What is needed here is a word-for-word copy of all the entries below.

__Records for the task__
☆ ☆ ☆ ☆

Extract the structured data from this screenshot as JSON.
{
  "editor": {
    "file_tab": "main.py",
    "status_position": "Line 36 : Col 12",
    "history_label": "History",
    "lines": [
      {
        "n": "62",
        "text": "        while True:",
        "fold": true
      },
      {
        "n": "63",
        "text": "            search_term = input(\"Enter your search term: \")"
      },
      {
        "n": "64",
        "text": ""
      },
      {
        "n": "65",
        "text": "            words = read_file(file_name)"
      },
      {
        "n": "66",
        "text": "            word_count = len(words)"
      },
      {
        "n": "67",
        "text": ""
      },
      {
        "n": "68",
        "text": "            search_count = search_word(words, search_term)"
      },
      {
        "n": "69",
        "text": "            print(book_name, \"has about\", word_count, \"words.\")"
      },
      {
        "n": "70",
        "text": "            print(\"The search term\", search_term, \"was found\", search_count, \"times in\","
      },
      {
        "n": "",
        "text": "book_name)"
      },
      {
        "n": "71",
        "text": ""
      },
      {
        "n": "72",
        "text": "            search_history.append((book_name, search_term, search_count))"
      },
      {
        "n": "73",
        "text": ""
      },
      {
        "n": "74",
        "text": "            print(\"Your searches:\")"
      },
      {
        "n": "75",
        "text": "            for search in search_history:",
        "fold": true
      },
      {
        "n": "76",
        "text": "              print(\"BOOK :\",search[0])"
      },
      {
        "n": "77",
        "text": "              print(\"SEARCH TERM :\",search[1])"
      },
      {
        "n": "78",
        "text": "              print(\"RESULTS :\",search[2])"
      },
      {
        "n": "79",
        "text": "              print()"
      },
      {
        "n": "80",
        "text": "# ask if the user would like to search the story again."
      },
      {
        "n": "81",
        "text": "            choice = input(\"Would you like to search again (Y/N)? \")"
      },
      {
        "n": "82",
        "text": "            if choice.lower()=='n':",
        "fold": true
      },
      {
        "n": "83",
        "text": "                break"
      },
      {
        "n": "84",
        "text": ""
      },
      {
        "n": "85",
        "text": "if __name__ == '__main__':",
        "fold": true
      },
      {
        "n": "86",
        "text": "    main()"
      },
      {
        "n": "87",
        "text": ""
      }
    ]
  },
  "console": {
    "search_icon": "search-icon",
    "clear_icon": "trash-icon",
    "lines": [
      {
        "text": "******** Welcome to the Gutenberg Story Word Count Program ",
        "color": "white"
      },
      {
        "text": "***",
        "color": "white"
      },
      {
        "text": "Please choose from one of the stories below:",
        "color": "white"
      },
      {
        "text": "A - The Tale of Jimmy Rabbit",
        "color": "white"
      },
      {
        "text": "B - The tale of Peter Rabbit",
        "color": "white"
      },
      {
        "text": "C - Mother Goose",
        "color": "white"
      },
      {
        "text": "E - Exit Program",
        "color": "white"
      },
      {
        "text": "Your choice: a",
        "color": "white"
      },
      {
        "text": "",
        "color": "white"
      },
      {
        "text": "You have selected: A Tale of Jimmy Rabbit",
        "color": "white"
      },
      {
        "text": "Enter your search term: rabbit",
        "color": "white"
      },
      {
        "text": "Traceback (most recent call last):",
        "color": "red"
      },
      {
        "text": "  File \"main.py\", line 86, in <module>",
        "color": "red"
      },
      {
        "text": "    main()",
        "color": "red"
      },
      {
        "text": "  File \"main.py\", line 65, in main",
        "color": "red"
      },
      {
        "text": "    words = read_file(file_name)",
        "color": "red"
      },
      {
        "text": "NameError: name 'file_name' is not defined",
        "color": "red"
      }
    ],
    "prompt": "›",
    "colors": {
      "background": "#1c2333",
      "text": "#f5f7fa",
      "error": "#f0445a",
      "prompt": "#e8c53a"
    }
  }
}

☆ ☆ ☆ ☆

__Exercise output__
Extract the structured data from this screenshot as JSON.
{
  "editor": {
    "file_tab": "main.py",
    "status_position": "Line 36 : Col 12",
    "history_label": "History",
    "lines": [
      {
        "n": "62",
        "text": "        while True:",
        "fold": true
      },
      {
        "n": "63",
        "text": "            search_term = input(\"Enter your search term: \")"
      },
      {
        "n": "64",
        "text": ""
      },
      {
        "n": "65",
        "text": "            words = read_file(file_name)"
      },
      {
        "n": "66",
        "text": "            word_count = len(words)"
      },
      {
        "n": "67",
        "text": ""
      },
      {
        "n": "68",
        "text": "            search_count = search_word(words, search_term)"
      },
      {
        "n": "69",
        "text": "            print(book_name, \"has about\", word_count, \"words.\")"
      },
      {
        "n": "70",
        "text": "            print(\"The search term\", search_term, \"was found\", search_count, \"times in\","
      },
      {
        "n": "",
        "text": "book_name)"
      },
      {
        "n": "71",
        "text": ""
      },
      {
        "n": "72",
        "text": "            search_history.append((book_name, search_term, search_count))"
      },
      {
        "n": "73",
        "text": ""
      },
      {
        "n": "74",
        "text": "            print(\"Your searches:\")"
      },
      {
        "n": "75",
        "text": "            for search in search_history:",
        "fold": true
      },
      {
        "n": "76",
        "text": "              print(\"BOOK :\",search[0])"
      },
      {
        "n": "77",
        "text": "              print(\"SEARCH TERM :\",search[1])"
      },
      {
        "n": "78",
        "text": "              print(\"RESULTS :\",search[2])"
      },
      {
        "n": "79",
        "text": "              print()"
      },
      {
        "n": "80",
        "text": "# ask if the user would like to search the story again."
      },
      {
        "n": "81",
        "text": "            choice = input(\"Would you like to search again (Y/N)? \")"
      },
      {
        "n": "82",
        "text": "            if choice.lower()=='n':",
        "fold": true
      },
      {
        "n": "83",
        "text": "                break"
      },
      {
        "n": "84",
        "text": ""
      },
      {
        "n": "85",
        "text": "if __name__ == '__main__':",
        "fold": true
      },
      {
        "n": "86",
        "text": "    main()"
      },
      {
        "n": "87",
        "text": ""
      }
    ]
  },
  "console": {
    "search_icon": "search-icon",
    "clear_icon": "trash-icon",
    "lines": [
      {
        "text": "******** Welcome to the Gutenberg Story Word Count Program ",
        "color": "white"
      },
      {
        "text": "***",
        "color": "white"
      },
      {
        "text": "Please choose from one of the stories below:",
        "color": "white"
      },
      {
        "text": "A - The Tale of Jimmy Rabbit",
        "color": "white"
      },
      {
        "text": "B - The tale of Peter Rabbit",
        "color": "white"
      },
      {
        "text": "C - Mother Goose",
        "color": "white"
      },
      {
        "text": "E - Exit Program",
        "color": "white"
      },
      {
        "text": "Your choice: a",
        "color": "white"
      },
      {
        "text": "",
        "color": "white"
      },
      {
        "text": "You have selected: A Tale of Jimmy Rabbit",
        "color": "white"
      },
      {
        "text": "Enter your search term: rabbit",
        "color": "white"
      },
      {
        "text": "Traceback (most recent call last):",
        "color": "red"
      },
      {
        "text": "  File \"main.py\", line 86, in <module>",
        "color": "red"
      },
      {
        "text": "    main()",
        "color": "red"
      },
      {
        "text": "  File \"main.py\", line 65, in main",
        "color": "red"
      },
      {
        "text": "    words = read_file(file_name)",
        "color": "red"
      },
      {
        "text": "NameError: name 'file_name' is not defined",
        "color": "red"
      }
    ],
    "prompt": "›",
    "colors": {
      "background": "#1c2333",
      "text": "#f5f7fa",
      "error": "#f0445a",
      "prompt": "#e8c53a"
    }
  }
}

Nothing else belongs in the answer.